(Beginning of DATA RECORDS)
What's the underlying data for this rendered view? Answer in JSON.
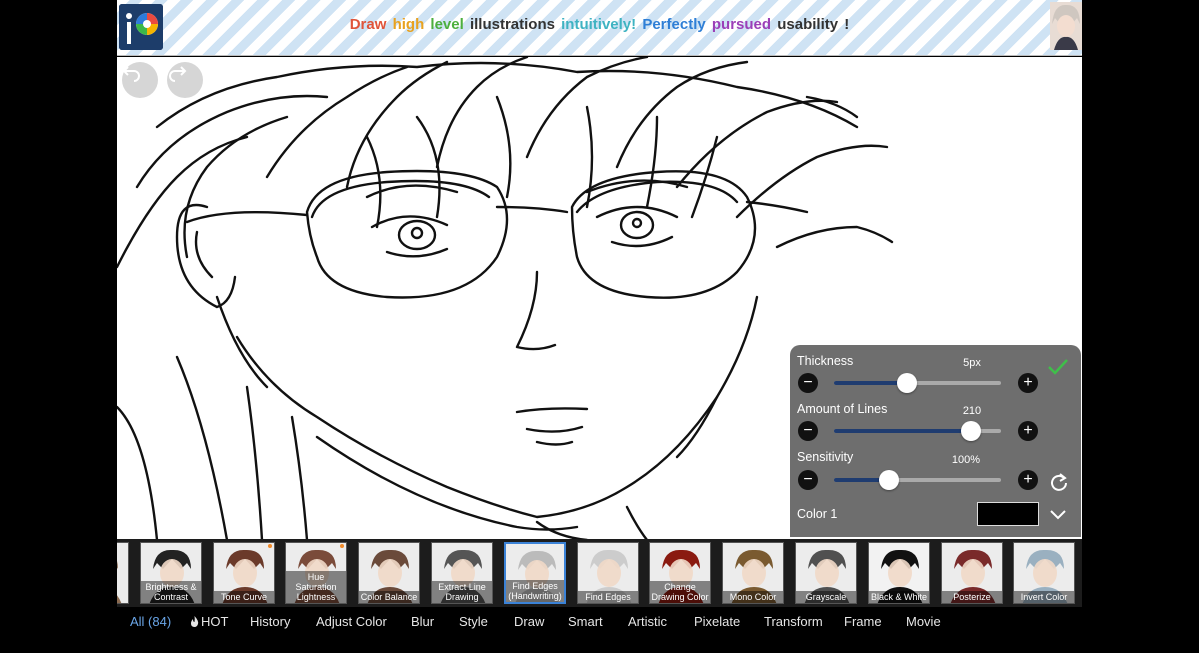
{
  "banner": {
    "segments": [
      {
        "text": "Draw",
        "color": "#e0543a"
      },
      {
        "text": "high",
        "color": "#e8a21f"
      },
      {
        "text": "level",
        "color": "#4caf3e"
      },
      {
        "text": "illustrations",
        "color": "#333333"
      },
      {
        "text": "intuitively!",
        "color": "#3fb3c2"
      },
      {
        "text": "Perfectly",
        "color": "#2f7fd6"
      },
      {
        "text": "pursued",
        "color": "#9b3fb8"
      },
      {
        "text": "usability",
        "color": "#333333"
      },
      {
        "text": "!",
        "color": "#333333"
      }
    ],
    "logo_icon": "ibispaint-logo-icon",
    "avatar_icon": "advertiser-avatar"
  },
  "history": {
    "undo_icon": "undo-icon",
    "redo_icon": "redo-icon"
  },
  "panel": {
    "thickness": {
      "label": "Thickness",
      "value_text": "5px",
      "level": 0.44
    },
    "amount_of_lines": {
      "label": "Amount of Lines",
      "value_text": "210",
      "level": 0.82
    },
    "sensitivity": {
      "label": "Sensitivity",
      "value_text": "100%",
      "level": 0.33
    },
    "color1": {
      "label": "Color 1",
      "value": "#000000"
    },
    "minus_symbol": "−",
    "plus_symbol": "+",
    "confirm_icon": "checkmark-icon",
    "reset_icon": "reset-icon",
    "expand_icon": "chevron-down-icon",
    "accent_color": "#1f3c70"
  },
  "filters": [
    {
      "label": "",
      "tone": "#8a6a50",
      "hot": false,
      "selected": false
    },
    {
      "label": "Brightness & Contrast",
      "tone": "#222222",
      "hot": false,
      "selected": false
    },
    {
      "label": "Tone Curve",
      "tone": "#6b3a2a",
      "hot": true,
      "selected": false
    },
    {
      "label": "Hue Saturation Lightness",
      "tone": "#7a4b3a",
      "hot": true,
      "selected": false
    },
    {
      "label": "Color Balance",
      "tone": "#6a4a3a",
      "hot": false,
      "selected": false
    },
    {
      "label": "Extract Line Drawing",
      "tone": "#555555",
      "hot": false,
      "selected": false
    },
    {
      "label": "Find Edges (Handwriting)",
      "tone": "#bbbbbb",
      "hot": false,
      "selected": true
    },
    {
      "label": "Find Edges",
      "tone": "#cccccc",
      "hot": false,
      "selected": false
    },
    {
      "label": "Change Drawing Color",
      "tone": "#8a1a10",
      "hot": false,
      "selected": false
    },
    {
      "label": "Mono Color",
      "tone": "#7a5a30",
      "hot": false,
      "selected": false
    },
    {
      "label": "Grayscale",
      "tone": "#505050",
      "hot": false,
      "selected": false
    },
    {
      "label": "Black & White",
      "tone": "#111111",
      "hot": false,
      "selected": false
    },
    {
      "label": "Posterize",
      "tone": "#7a2a2a",
      "hot": false,
      "selected": false
    },
    {
      "label": "Invert Color",
      "tone": "#9ab0c0",
      "hot": false,
      "selected": false
    }
  ],
  "categories": [
    {
      "label": "All (84)",
      "active": true
    },
    {
      "label": "HOT",
      "active": false,
      "icon": "flame-icon"
    },
    {
      "label": "History",
      "active": false
    },
    {
      "label": "Adjust Color",
      "active": false
    },
    {
      "label": "Blur",
      "active": false
    },
    {
      "label": "Style",
      "active": false
    },
    {
      "label": "Draw",
      "active": false
    },
    {
      "label": "Smart",
      "active": false
    },
    {
      "label": "Artistic",
      "active": false
    },
    {
      "label": "Pixelate",
      "active": false
    },
    {
      "label": "Transform",
      "active": false
    },
    {
      "label": "Frame",
      "active": false
    },
    {
      "label": "Movie",
      "active": false
    }
  ]
}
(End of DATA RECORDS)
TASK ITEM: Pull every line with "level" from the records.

TASK ANSWER:
        "text": "level",
      "level": 0.44
      "level": 0.82
      "level": 0.33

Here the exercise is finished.